-- Dataset follows --
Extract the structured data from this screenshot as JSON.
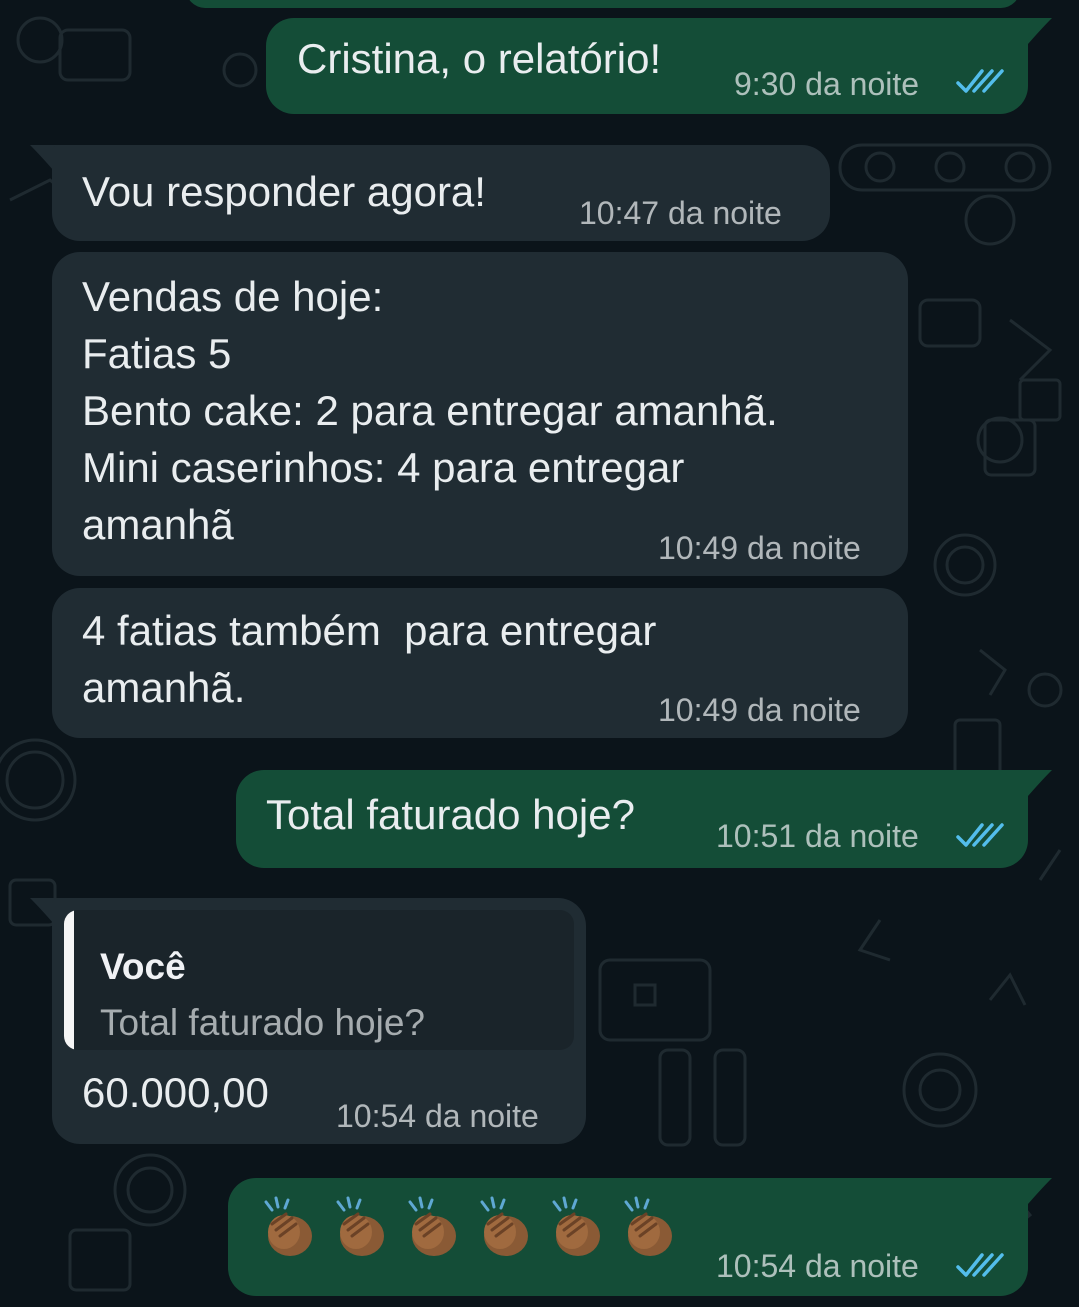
{
  "theme": {
    "background": "#0b141a",
    "outgoing_bubble": "#144d37",
    "incoming_bubble": "#202c33",
    "read_ticks": "#53bdeb"
  },
  "messages": [
    {
      "direction": "out",
      "text": "Cristina, o relatório!",
      "time": "9:30 da noite",
      "status": "read"
    },
    {
      "direction": "in",
      "text": "Vou responder agora!",
      "time": "10:47 da noite"
    },
    {
      "direction": "in",
      "lines": [
        "Vendas de hoje:",
        "Fatias 5",
        "Bento cake: 2 para entregar amanhã.",
        "Mini caserinhos: 4 para entregar",
        "amanhã"
      ],
      "time": "10:49 da noite"
    },
    {
      "direction": "in",
      "lines": [
        "4 fatias também  para entregar",
        "amanhã."
      ],
      "time": "10:49 da noite"
    },
    {
      "direction": "out",
      "text": "Total faturado hoje?",
      "time": "10:51 da noite",
      "status": "read"
    },
    {
      "direction": "in",
      "quote": {
        "author": "Você",
        "text": "Total faturado hoje?"
      },
      "text": "60.000,00",
      "time": "10:54 da noite"
    },
    {
      "direction": "out",
      "emoji": "👏🏾👏🏾👏🏾👏🏾👏🏾👏🏾",
      "emoji_name": "clapping-hands-medium-dark-skin",
      "time": "10:54 da noite",
      "status": "read"
    }
  ]
}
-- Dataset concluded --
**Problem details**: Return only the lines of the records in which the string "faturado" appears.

**Result of this task**:
      "text": "Total faturado hoje?",
        "text": "Total faturado hoje?"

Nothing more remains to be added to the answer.